# HOW TO COMPLETE THIS TASK
Go through the entries below and say how many lines hold the word "should". Nothing else is needed.

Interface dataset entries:
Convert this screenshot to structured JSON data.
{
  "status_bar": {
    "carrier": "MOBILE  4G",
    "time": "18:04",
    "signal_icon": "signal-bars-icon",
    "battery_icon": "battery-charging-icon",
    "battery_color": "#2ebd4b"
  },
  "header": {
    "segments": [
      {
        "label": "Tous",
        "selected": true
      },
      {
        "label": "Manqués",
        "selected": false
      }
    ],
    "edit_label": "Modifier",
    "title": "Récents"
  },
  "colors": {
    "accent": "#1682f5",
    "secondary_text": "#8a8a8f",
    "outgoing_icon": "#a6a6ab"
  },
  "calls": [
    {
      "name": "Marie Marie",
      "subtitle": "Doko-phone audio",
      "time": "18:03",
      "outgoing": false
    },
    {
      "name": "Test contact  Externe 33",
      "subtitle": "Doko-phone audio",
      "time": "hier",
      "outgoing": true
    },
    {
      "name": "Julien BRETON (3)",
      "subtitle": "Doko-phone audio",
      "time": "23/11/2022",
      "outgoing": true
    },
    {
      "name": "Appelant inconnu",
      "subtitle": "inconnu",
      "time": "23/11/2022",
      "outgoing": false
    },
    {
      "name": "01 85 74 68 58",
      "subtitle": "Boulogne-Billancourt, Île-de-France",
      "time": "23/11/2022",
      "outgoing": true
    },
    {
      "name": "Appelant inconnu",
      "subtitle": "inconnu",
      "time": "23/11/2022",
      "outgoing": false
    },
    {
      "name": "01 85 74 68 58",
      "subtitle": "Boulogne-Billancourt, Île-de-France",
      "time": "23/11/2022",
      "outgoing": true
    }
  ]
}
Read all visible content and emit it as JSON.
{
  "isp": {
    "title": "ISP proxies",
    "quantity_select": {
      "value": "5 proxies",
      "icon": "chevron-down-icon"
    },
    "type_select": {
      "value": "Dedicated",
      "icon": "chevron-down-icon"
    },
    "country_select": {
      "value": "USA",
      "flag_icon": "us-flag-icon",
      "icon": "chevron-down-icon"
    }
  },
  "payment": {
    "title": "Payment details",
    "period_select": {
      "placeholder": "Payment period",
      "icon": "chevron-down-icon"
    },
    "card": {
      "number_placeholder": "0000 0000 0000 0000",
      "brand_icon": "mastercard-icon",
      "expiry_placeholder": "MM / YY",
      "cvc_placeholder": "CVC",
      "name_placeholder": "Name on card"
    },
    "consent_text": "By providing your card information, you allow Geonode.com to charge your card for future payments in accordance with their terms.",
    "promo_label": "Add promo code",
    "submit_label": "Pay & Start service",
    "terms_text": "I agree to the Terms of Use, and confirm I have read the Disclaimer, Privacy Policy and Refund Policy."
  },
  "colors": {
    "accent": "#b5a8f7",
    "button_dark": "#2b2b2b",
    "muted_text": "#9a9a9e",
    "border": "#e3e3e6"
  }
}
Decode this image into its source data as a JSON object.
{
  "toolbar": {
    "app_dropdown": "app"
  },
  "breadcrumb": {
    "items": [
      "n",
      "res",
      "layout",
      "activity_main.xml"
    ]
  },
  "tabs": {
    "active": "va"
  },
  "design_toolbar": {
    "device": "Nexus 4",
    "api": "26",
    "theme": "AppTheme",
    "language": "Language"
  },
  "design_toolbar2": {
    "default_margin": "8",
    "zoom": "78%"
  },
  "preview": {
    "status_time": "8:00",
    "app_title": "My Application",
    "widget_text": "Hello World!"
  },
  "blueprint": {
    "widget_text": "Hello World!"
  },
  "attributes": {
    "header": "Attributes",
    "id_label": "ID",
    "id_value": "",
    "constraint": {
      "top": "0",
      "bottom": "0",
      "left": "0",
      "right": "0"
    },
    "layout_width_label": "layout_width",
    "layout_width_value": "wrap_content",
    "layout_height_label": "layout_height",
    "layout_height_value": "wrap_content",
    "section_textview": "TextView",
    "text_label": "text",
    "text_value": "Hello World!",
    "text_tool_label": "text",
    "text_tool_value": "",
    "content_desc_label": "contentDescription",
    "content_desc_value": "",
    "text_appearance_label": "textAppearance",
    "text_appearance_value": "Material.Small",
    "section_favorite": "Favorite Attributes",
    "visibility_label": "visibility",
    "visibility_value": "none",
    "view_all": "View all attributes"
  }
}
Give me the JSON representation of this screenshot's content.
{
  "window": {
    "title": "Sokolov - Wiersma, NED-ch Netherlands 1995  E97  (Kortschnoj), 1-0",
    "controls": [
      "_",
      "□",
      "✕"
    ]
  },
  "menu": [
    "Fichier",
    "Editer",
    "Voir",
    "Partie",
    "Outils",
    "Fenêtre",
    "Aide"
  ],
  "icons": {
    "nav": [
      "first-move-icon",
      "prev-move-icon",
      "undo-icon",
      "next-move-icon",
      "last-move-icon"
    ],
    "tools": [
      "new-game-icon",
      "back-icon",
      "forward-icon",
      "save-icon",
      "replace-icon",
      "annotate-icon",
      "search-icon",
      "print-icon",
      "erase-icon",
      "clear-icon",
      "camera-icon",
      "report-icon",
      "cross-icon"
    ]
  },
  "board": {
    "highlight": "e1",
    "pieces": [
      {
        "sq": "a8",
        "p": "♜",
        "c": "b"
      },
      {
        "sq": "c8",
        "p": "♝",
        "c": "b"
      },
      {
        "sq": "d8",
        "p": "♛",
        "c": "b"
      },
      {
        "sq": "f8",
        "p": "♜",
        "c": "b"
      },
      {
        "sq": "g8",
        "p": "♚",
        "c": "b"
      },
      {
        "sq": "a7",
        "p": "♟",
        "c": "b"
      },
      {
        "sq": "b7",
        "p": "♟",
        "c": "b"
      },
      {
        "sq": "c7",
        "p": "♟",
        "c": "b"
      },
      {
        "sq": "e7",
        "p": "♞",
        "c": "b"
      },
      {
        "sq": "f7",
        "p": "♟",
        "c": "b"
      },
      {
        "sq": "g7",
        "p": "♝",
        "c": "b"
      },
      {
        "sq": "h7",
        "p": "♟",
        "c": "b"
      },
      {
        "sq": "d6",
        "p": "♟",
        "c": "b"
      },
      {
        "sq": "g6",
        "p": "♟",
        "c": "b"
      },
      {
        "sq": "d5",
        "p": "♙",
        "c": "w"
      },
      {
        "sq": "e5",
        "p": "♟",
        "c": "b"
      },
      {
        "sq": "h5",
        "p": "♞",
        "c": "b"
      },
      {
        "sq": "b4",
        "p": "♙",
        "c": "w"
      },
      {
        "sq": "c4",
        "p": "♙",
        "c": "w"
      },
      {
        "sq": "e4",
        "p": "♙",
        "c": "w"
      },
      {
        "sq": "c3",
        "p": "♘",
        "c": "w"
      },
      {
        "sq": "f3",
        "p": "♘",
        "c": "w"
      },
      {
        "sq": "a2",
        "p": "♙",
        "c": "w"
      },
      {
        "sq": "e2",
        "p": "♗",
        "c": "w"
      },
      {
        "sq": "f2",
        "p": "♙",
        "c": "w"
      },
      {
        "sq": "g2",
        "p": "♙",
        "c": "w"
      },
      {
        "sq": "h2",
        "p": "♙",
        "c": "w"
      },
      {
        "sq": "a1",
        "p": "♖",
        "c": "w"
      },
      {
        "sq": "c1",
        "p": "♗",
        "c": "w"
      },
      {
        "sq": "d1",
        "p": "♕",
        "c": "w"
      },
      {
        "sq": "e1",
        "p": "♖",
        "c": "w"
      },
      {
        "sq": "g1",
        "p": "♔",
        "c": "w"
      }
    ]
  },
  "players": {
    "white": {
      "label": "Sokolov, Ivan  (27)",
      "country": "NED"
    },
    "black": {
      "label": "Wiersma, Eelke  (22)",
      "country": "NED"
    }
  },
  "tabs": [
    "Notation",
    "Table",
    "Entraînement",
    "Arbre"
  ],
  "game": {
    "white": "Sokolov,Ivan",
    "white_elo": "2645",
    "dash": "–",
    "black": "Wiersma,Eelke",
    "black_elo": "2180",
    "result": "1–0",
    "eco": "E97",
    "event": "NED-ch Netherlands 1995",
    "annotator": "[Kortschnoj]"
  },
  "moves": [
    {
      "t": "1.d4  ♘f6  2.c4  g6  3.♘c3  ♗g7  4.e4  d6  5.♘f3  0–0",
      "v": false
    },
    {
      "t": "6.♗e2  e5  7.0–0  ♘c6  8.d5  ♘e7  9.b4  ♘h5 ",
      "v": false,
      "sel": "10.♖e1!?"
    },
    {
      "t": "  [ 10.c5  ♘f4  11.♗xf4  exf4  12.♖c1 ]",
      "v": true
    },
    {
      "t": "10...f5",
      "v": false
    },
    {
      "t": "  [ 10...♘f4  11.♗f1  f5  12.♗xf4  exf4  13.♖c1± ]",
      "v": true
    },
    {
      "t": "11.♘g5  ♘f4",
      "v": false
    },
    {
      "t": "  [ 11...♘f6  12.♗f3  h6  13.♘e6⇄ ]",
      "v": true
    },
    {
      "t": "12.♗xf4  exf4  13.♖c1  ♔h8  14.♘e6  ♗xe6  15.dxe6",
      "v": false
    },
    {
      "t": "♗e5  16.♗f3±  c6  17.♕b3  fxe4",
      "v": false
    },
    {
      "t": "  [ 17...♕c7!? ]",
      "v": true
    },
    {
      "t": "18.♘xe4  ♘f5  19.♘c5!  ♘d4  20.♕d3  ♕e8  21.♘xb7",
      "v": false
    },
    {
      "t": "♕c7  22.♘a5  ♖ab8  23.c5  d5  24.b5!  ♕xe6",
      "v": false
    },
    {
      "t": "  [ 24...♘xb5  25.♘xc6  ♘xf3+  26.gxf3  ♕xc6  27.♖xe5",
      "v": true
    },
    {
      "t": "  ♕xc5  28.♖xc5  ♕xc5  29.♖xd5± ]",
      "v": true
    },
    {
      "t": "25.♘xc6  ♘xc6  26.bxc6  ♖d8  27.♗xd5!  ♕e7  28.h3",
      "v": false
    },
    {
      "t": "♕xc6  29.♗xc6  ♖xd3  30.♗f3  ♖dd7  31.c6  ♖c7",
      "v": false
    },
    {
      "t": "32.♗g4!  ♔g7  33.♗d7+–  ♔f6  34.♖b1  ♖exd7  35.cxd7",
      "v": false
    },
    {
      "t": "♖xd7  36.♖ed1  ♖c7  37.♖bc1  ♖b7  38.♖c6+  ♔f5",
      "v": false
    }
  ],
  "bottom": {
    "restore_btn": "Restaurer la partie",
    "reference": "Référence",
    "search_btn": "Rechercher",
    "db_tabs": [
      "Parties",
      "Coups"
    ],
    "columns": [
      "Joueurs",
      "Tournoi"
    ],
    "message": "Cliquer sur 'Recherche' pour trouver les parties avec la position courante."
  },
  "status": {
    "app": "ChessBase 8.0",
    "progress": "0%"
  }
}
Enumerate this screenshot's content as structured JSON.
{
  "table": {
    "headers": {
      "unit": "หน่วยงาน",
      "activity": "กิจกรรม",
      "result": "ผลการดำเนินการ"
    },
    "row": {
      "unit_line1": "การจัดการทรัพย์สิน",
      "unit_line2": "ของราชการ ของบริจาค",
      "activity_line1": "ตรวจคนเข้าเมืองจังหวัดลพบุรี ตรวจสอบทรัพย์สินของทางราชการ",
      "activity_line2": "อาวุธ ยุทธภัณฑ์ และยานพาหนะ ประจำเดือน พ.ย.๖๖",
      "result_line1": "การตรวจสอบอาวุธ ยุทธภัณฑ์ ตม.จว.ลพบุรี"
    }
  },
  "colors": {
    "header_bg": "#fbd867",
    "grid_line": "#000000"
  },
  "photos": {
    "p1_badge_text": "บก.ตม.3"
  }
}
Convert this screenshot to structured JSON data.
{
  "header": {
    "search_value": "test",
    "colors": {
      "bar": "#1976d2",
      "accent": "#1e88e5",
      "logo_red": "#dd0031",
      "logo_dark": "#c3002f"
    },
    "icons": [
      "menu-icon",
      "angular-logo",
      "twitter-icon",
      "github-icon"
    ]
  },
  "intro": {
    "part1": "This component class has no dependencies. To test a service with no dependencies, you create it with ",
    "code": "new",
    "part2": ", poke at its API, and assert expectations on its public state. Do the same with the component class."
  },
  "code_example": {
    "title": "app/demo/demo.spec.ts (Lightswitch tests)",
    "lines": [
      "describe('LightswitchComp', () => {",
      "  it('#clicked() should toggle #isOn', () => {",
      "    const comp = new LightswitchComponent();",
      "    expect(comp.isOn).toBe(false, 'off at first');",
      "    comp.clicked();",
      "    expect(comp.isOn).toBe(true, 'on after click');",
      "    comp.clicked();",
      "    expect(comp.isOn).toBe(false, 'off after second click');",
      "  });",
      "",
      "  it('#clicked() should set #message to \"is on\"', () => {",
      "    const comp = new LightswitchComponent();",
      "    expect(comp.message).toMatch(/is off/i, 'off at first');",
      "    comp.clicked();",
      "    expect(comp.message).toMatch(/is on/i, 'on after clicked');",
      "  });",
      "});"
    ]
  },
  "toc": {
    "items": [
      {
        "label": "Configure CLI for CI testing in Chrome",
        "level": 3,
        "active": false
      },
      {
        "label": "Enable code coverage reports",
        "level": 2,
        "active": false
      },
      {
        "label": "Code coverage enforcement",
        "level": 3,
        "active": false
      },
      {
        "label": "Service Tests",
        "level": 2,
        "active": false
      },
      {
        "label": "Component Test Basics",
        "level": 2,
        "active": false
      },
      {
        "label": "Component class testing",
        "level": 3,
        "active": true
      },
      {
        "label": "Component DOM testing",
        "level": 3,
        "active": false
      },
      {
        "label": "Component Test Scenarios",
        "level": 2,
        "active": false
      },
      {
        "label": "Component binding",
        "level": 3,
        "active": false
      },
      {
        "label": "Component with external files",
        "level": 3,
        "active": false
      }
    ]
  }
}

# REPLY TO THE EXERCISE
2